A new article from the Tracy Press official website revealed some new and interesting details regarding the last few hours of Rod Strunk. Strunk, 68, allegedly committed suicide by leaping to his death from the balcony of the Tracy Inn, where he was staying, and was found dead by a woman at the parking lot on last July 11 at 11:36 am (US time).

Jim Thompson, one of Strunk's few friends around the area confided that the American husband of the late actress Nida Blanca, usually holed himself up alternately at a men's shelter in Stockton, California, or in cheap motels during the last couple of months. If he had enough spare money, Thompson said that Strunk would occasionally check-in at the Tracy Inn until his money ran out.

Strunk's lifestyle before his death was a far cry from the comfortable life he used to experience when Nida was still alive. It was well known among local showbiz insiders that it was Nida who was supporting her husband financially when they were still together.

"He lost everything. He went from having everything you'd possibly want to having literally nothing," commented Margaret Spunn, Strunk's friend from a Good Shepherd Community Church.

Clues of suicide might be apparent when Strunk called Thompson from the Tracy Inn and asked him to come over for a talk.
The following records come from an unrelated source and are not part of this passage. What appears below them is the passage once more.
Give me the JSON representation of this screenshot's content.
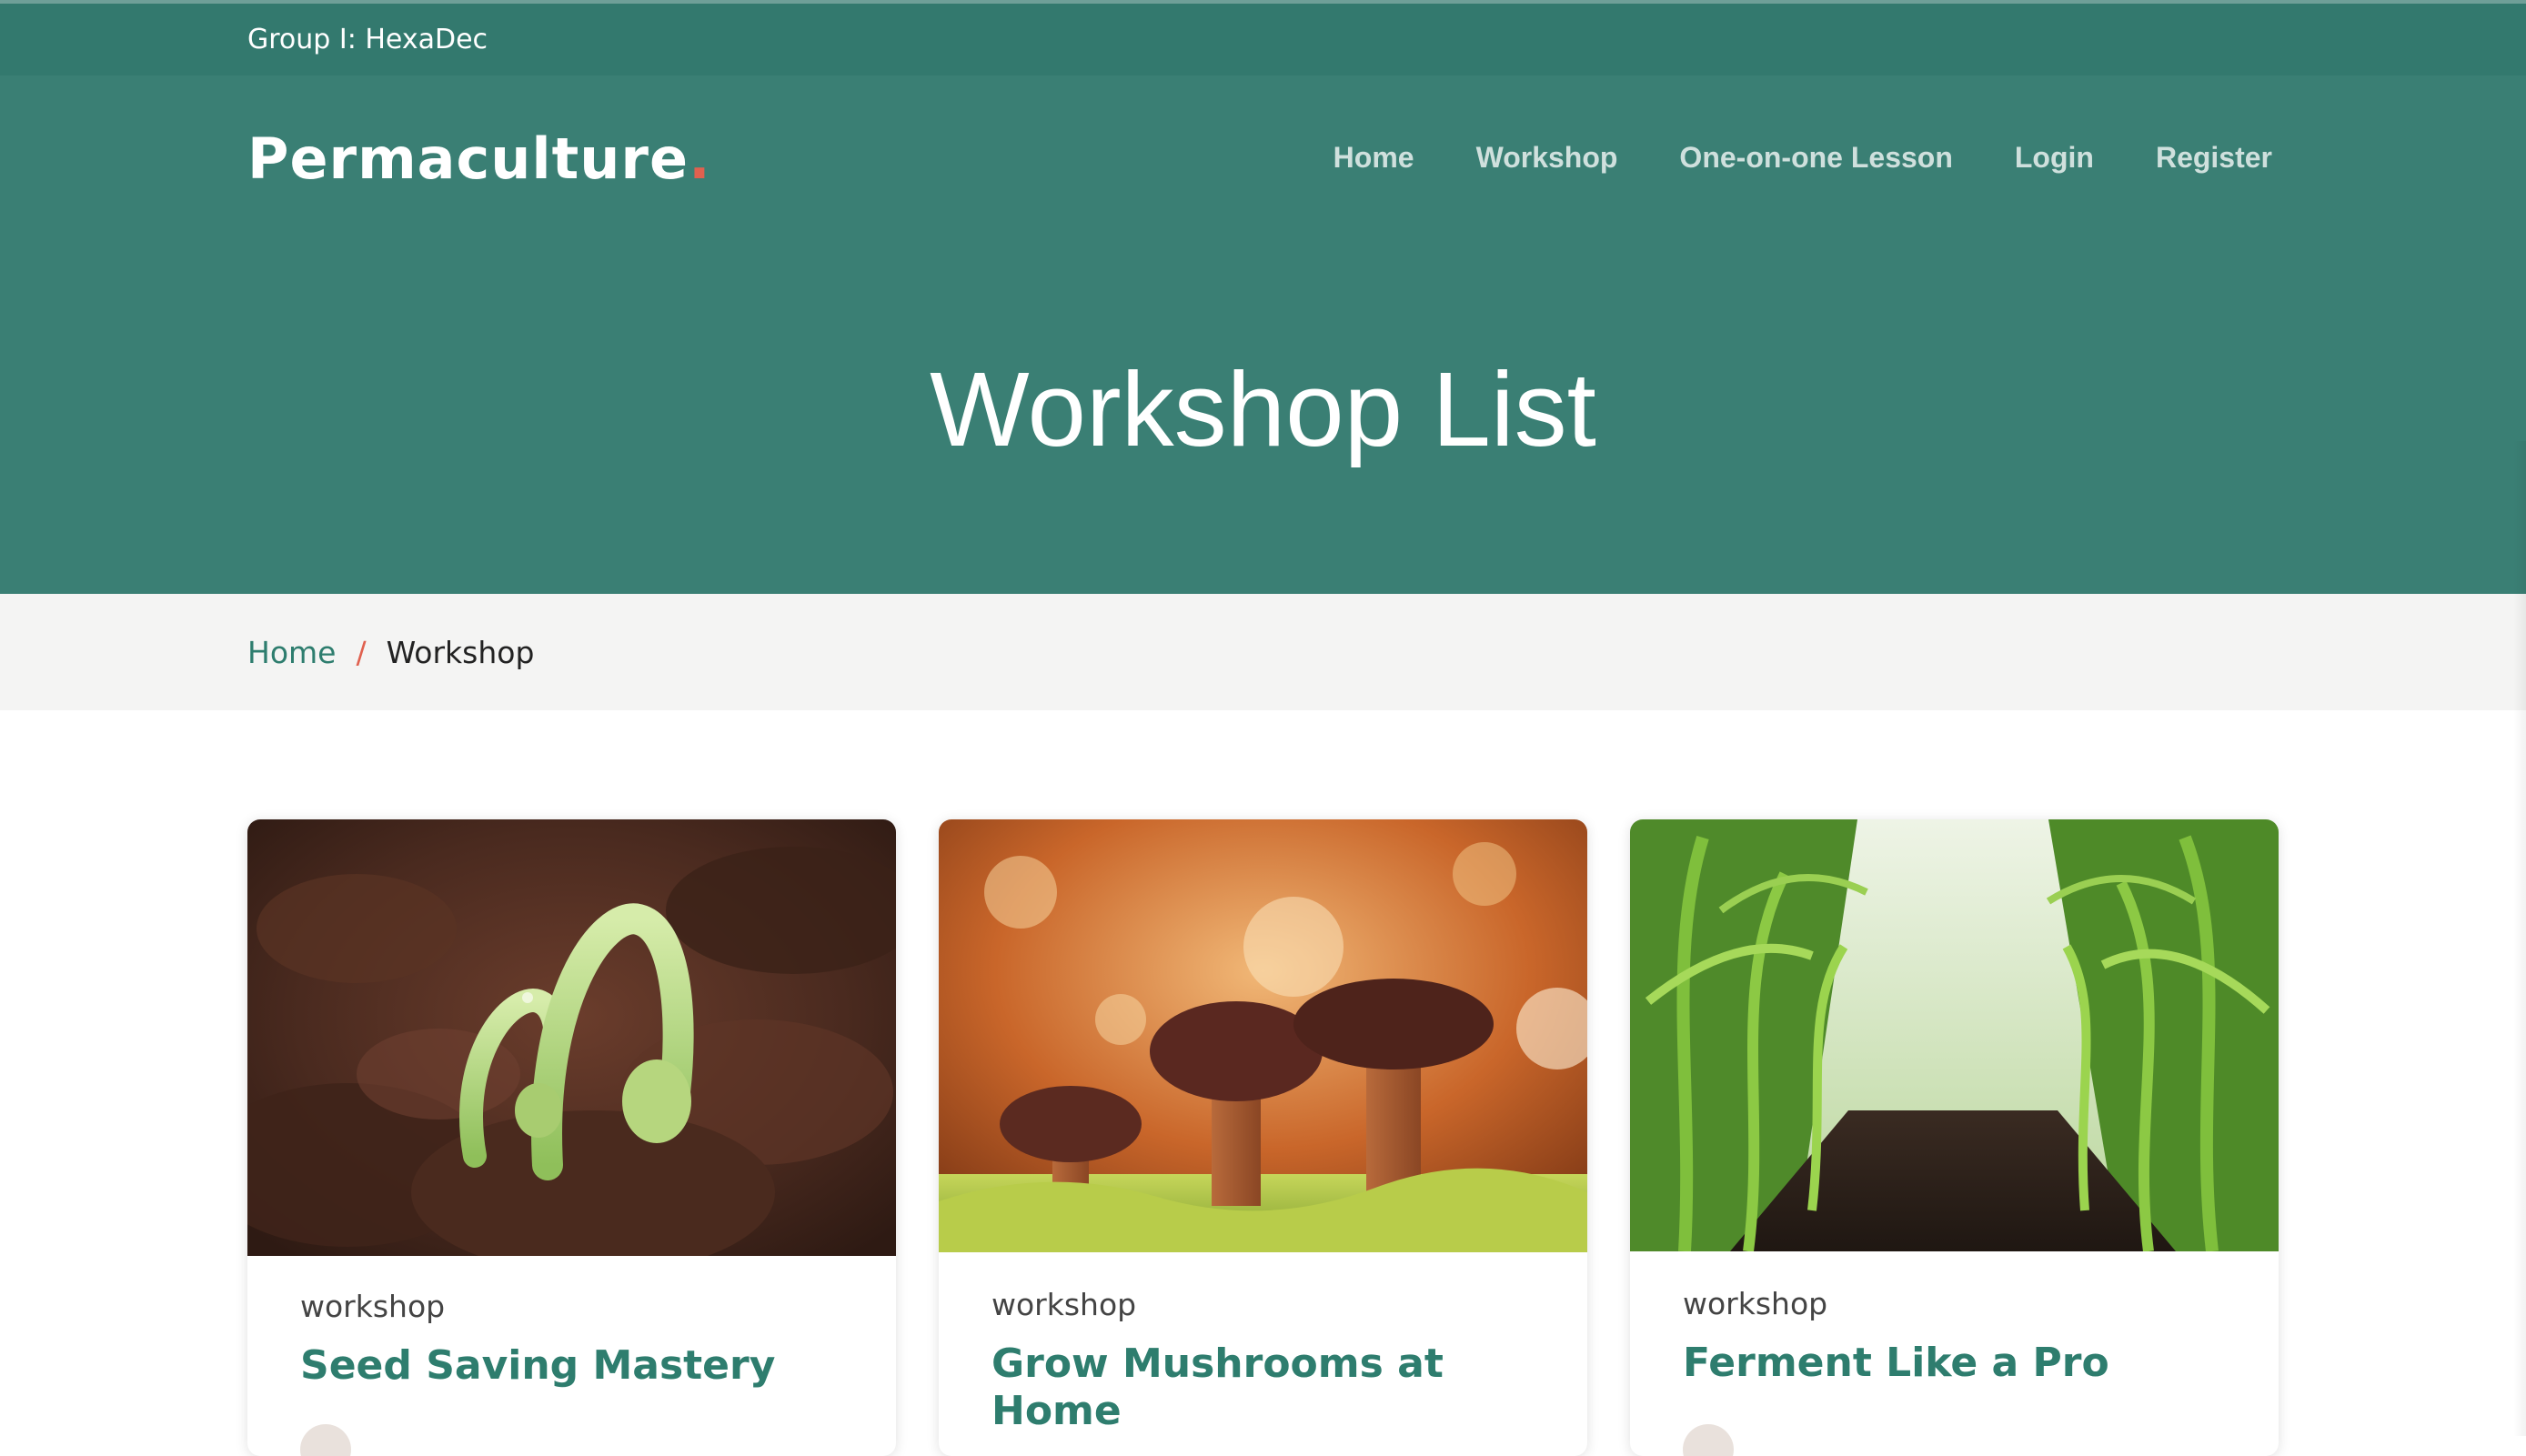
{
  "topbar": {
    "text": "Group I: HexaDec"
  },
  "header": {
    "logo_text": "Permaculture",
    "logo_dot": ".",
    "nav": [
      {
        "label": "Home"
      },
      {
        "label": "Workshop"
      },
      {
        "label": "One-on-one Lesson"
      },
      {
        "label": "Login"
      },
      {
        "label": "Register"
      }
    ]
  },
  "hero": {
    "title": "Workshop List"
  },
  "breadcrumb": {
    "home": "Home",
    "separator": "/",
    "current": "Workshop"
  },
  "cards": [
    {
      "tag": "workshop",
      "title": "Seed Saving Mastery",
      "image": "seedling-sprouts-in-soil"
    },
    {
      "tag": "workshop",
      "title": "Grow Mushrooms at Home",
      "image": "mushrooms-on-moss"
    },
    {
      "tag": "workshop",
      "title": "Ferment Like a Pro",
      "image": "corn-field-rows"
    }
  ],
  "colors": {
    "brand_green": "#3a7f74",
    "topbar_green": "#33796e",
    "accent_red": "#e0614f",
    "title_green": "#2e7d6e"
  }
}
Strunk told his friend that what they'd be discussing was something "important."

Unfortunately, Thompson was in the mountains where he was spending the week serving as a youth camp counselor thus making it impossible for him to meet up with his friend who sounded troubled.

"He just said goodbye and hung up," said Thompson.

A few hours later, Strunk's lifeless body was found by a woman at the parking lot of the Tracy Inn. Authorities concluded that Strunk had committed suicide.

Thompson also affirmed reports that Strunk got married again in the US but the union was quickly annulled after only a few weeks.

Other close friends of Strunk told investigators that the former singer, who had a Billboard entry single during the '60s, was on heavy medication for diabetes and was drinking quite heavily prior to his death.

Probed if Strunk had ever mentioned his late wife during casual conversations, particularly about her violent death, Thompson simply said that his friend talked little about Nida's murder.

Strunk was the prime suspect in the brutal slaying of Nida Blanca on November 7, 2001. He was positively pinpointed by self-confessed killer, Philip Medel as the mastermind behind the killing. Medel eventually retracted his statement, allowing Strunk to escape prosecution and extradition requests from the Philippine government.

Thompson revealed that Strunk avoided going near a Catholic church in the area because of a bad experience.

"A group of Filipinos flashed him angry looks a couple of months ago," recalled Thompson.

"He was scared," added Thompson about Strunk. "He wouldn't go back to that church."